> > nodes. E.g.,
> > suppose G is
> > _:b1 :p :z.
> > _:b2 :q :y.
> > SG is:
> > _:sg1 :p :z.
> > _:sg2 :q :y.
> > and the BGP of the query is
> > ?x :p [] .
> > We would get the two solutions
> > (x, _:sg1)
> > (x, _:sg2)
> > because both _:sg1 :p [] and _:sg2 :p [] are well-formed RDF triples
> > that are RDF(S) entailed by G (C1) each subject is in the set of terms
> > used by the scoping graph and (C2) μ(?x) is a blank node occurring in
> > SG. This always results in a finite answer sequence, but the more
> > blank nodes we have origianlly, the more redundant answers we get.
> >
> > Now what I would rather have only (x, _:sg1) as an answer. This could
> > be defined by a notion of derivability I think. E.g.,
> > Let R be a set of entailment rules for the entailment regime E, then,
> > for each triple (s, p, o) in P(BGP), there must be a derivation of (s,
> > p, o) from SG by means of R.
> > Now I could use, for example, the RDFS entailment rules as suggested
> > by ter Horst, and I get what I want because _:sg2 :p [] has no
> > derivation.
> >
> > What I am quite unhappy about is the use of "a set of entailment
> > rules" because different systems might want to use different ways of
> > deriving consequences and this might be too specific. Any opinions on
> > that? Any better suggestion?
> >
> > Birte
> >
> >
> >
> >
> > --
> > Dr. Birte Glimm, Room 306
> > Computing Laboratory
> > Parks Road
> > Oxford
> > OX1 3QD
> > United Kingdom
> > +44 (0)1865 283529
> >
> --
> Dr. Birte Glimm, Room 306
> Computing Laboratory

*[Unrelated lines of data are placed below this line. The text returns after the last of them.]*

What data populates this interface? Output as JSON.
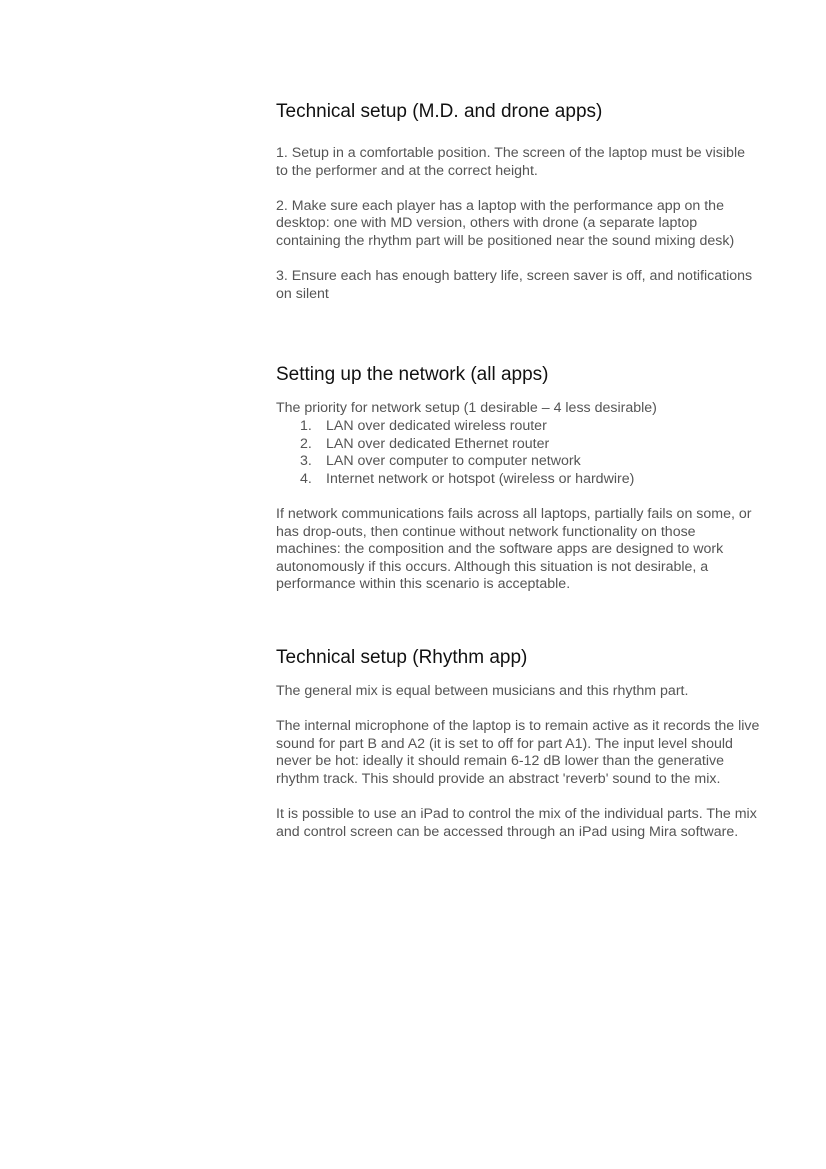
{
  "sections": [
    {
      "heading": "Technical setup (M.D. and drone apps)",
      "paragraphs": [
        "1. Setup in a comfortable position. The screen of the laptop must be visible to the performer and at the correct height.",
        "2. Make sure each player has a laptop with the performance app on the desktop: one with MD version, others with drone (a separate laptop containing the rhythm part will be positioned near the sound mixing desk)",
        "3. Ensure each has enough battery life, screen saver is off, and notifications on silent"
      ]
    },
    {
      "heading": "Setting up the network (all apps)",
      "intro": "The priority for network setup (1 desirable – 4 less desirable)",
      "list": [
        {
          "num": "1.",
          "text": "LAN over dedicated wireless router"
        },
        {
          "num": "2.",
          "text": "LAN over dedicated Ethernet router"
        },
        {
          "num": "3.",
          "text": "LAN over computer to computer network"
        },
        {
          "num": "4.",
          "text": "Internet network or hotspot (wireless or hardwire)"
        }
      ],
      "after": "If network communications fails across all laptops, partially fails on some, or has drop-outs, then continue without network functionality on those machines: the composition and the software apps are designed to work autonomously if this occurs. Although this situation is not desirable, a performance within this scenario is acceptable."
    },
    {
      "heading": "Technical setup (Rhythm app)",
      "paragraphs": [
        "The general mix is equal between musicians and this rhythm part.",
        "The internal microphone of the laptop is to remain active as it records the live sound for part B and A2 (it is set to off for part A1). The input level should never be hot: ideally it should remain 6-12 dB lower than the generative rhythm track. This should provide an abstract 'reverb' sound to the mix.",
        "It is possible to use an iPad to control the mix of the individual parts. The mix and control screen can be accessed through an iPad using Mira software."
      ]
    }
  ]
}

> Parks Road
> Oxford
> OX1 3QD
> United Kingdom
> +44 (0)1865 283529

Received on Friday, 9 October 2009 17:02:22 UTC